For this study, the scientists looked at the rake density—the number of pixels visible in photographs that were raked—of individual orcas. They found that males with post-reproductive mothers in the group showed fewer rake marks than males whose mother was still in her reproductive phase.
There were no differences between the scars on males with a reproductive-age mother and no mother in the group.
“That was a surprise,” says Deborah Giles, science and research director with the nonprofit Wild Orca, who was not involved in the study. “I would have expected it to be a mother, period.”
Reproductive moms may be “busy taking care of their current young,” Giles says, while older females “have more time and more interest.”
Brad Hanson, a wildlife biologist at the National Oceanic and Atmospheric Administration who wasn’t involved with the study, says that on one hand, he wouldn’t have thought that tooth rakes would affect the overall fitness of killer whales when compared to other species that are more heavily scarred.
On the other hand, he knows how much damage a skin wound can do. In 2016 a whale darted with a satellite tag from a program Hanson started over a decade earlier died from fungal infection introduced via the tag.
“It was devastating to say the least,” he says, and “clearly demonstrated the vulnerability these animals face from skin wounds.”
All the better to have mom’s help.
This study adds to our “knowledge about the complexity and strategies employed in killer whale societies and presents yet another reason why menopausal females are important,” Hanson says.
Why the special treatment just for sons?
This study also found that there was no difference in scarring among young females regardless of the reproductive status of their mother—meaning that there was no special protection afforded to them.
Previous research on the same population has shown the same phenomenon is true in the other roles that post-reproductive females play in the matriarchal society of orcas.
For one, these females lead their groups to important foraging grounds, a role especially prominent in times when salmon, the group’s main prey, is hard to find. These mothers will bite salmon in half and give the other half to their son, continuing to feed them well into adult life while daughters tend to become more independent when they sexually mature.
Daughters and sons both stay with the group for their whole lives, but males can mate with multiple females outside of it. This means that caring for his offspring ultimately falls to that other group—a benefit to any orca family looking to cut costs. It also gives a mother more opportunities to pass on her genes through her sons than her daughters.

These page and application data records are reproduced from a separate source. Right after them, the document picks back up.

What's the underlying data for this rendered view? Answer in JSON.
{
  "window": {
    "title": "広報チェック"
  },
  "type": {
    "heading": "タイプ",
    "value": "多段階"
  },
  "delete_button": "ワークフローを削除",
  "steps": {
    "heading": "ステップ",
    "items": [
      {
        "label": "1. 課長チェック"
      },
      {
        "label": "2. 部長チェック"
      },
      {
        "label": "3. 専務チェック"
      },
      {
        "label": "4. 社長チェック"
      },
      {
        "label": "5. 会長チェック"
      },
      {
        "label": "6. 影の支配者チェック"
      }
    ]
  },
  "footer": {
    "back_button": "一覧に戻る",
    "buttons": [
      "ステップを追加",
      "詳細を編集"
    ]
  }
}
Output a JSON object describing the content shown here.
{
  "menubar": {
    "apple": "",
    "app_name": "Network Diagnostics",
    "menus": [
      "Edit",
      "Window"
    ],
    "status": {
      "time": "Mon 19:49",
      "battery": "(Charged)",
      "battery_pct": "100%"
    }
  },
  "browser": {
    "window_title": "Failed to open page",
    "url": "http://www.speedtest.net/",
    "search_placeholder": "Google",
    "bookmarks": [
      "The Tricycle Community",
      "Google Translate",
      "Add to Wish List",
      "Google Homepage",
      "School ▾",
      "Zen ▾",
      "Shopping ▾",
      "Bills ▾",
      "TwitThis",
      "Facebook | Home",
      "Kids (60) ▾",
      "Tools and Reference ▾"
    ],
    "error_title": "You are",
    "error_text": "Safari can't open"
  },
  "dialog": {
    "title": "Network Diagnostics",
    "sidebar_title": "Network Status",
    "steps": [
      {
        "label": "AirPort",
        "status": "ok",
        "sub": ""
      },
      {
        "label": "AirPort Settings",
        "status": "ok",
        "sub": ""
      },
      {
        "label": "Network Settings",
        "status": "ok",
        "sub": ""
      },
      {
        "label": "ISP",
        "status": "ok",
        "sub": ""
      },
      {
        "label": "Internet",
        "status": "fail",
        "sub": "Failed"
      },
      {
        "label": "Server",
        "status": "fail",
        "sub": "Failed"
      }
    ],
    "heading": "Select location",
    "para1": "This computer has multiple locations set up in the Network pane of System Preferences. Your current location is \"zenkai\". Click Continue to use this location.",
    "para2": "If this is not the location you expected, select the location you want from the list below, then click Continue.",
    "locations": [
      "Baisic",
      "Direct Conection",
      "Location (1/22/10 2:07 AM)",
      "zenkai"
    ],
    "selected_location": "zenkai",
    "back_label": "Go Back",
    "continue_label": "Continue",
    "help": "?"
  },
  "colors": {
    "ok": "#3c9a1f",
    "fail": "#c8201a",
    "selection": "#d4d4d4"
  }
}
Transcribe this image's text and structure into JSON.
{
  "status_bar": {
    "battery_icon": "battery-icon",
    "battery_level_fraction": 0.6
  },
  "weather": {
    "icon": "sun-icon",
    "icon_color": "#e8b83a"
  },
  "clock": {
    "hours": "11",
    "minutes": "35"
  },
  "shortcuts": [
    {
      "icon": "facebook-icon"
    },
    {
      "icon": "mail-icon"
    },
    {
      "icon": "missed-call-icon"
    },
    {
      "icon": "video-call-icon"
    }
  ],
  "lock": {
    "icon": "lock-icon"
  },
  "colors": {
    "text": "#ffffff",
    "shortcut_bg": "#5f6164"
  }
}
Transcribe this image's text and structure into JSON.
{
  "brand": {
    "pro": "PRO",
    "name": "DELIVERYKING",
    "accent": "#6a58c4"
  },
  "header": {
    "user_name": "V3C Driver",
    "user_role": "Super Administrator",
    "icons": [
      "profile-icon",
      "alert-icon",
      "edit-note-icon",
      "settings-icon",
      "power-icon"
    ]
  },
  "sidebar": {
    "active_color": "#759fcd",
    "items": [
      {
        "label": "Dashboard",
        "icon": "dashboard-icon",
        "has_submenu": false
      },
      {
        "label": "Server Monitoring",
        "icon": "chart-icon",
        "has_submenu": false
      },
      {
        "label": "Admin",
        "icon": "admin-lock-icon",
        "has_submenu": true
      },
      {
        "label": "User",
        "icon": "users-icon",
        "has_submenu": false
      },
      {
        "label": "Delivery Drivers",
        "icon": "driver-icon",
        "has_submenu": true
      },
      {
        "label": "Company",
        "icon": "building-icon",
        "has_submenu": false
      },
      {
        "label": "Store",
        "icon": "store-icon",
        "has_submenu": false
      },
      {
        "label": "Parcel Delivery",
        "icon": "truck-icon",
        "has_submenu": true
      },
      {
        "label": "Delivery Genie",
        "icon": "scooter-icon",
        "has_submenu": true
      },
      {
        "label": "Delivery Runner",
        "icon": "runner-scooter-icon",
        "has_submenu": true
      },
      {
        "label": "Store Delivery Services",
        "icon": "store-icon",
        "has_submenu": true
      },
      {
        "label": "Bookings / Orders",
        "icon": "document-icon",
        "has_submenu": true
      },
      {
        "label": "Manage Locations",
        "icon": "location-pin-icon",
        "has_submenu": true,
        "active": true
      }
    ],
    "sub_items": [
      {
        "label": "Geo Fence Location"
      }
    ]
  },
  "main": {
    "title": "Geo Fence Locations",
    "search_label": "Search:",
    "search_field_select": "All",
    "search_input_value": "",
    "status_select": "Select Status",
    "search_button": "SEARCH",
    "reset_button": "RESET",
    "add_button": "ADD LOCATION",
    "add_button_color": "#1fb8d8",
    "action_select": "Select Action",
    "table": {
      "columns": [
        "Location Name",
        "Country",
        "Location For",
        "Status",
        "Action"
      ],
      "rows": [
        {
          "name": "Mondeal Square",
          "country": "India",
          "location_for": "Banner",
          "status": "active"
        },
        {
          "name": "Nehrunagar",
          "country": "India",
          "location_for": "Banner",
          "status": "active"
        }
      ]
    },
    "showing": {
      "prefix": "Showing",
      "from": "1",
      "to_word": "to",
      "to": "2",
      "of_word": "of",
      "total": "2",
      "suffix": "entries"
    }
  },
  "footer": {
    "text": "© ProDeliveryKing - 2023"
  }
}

“Males have the greater reproductive potential than females, and females prefer mating with older, larger males,” Giles says. “If [post-menopausal females] can keep their males well-fed and out of conflict then the males have a better opportunity to forage get big and old.”
This paper offers “more support for this idea that females preferentially care for their adult sons in order to increase their fitness and pass on their genes,” Giles says.
How about their extended families? While post-reproductive female orcas may help their grand-offspring through ecological knowledge, like where to find food, this study shows injuries were not lower for them if a post-reproductive grandmother was around.
Interestingly, it seems these post-menopausal mothers don’t get physical to protect their sons from aggression—previous research has shown that they are the least scarred in the whole group.
They may be using their knowledge of social dynamics to navigate conflict or “signaling to help [their sons] navigate or avoid a risky behavior,” Grimes says. Among hunter-gatherers, for example, females tend to mediate social conflict vocally and with physical gestures.
So when does menopause begin for orcas? Similar to human women—who generally enter menopause between ages 40 and 50—menopause for orcas begins at about age 40, Grimes says.
So we humans may be outliers—but we’re in some pretty impressive company.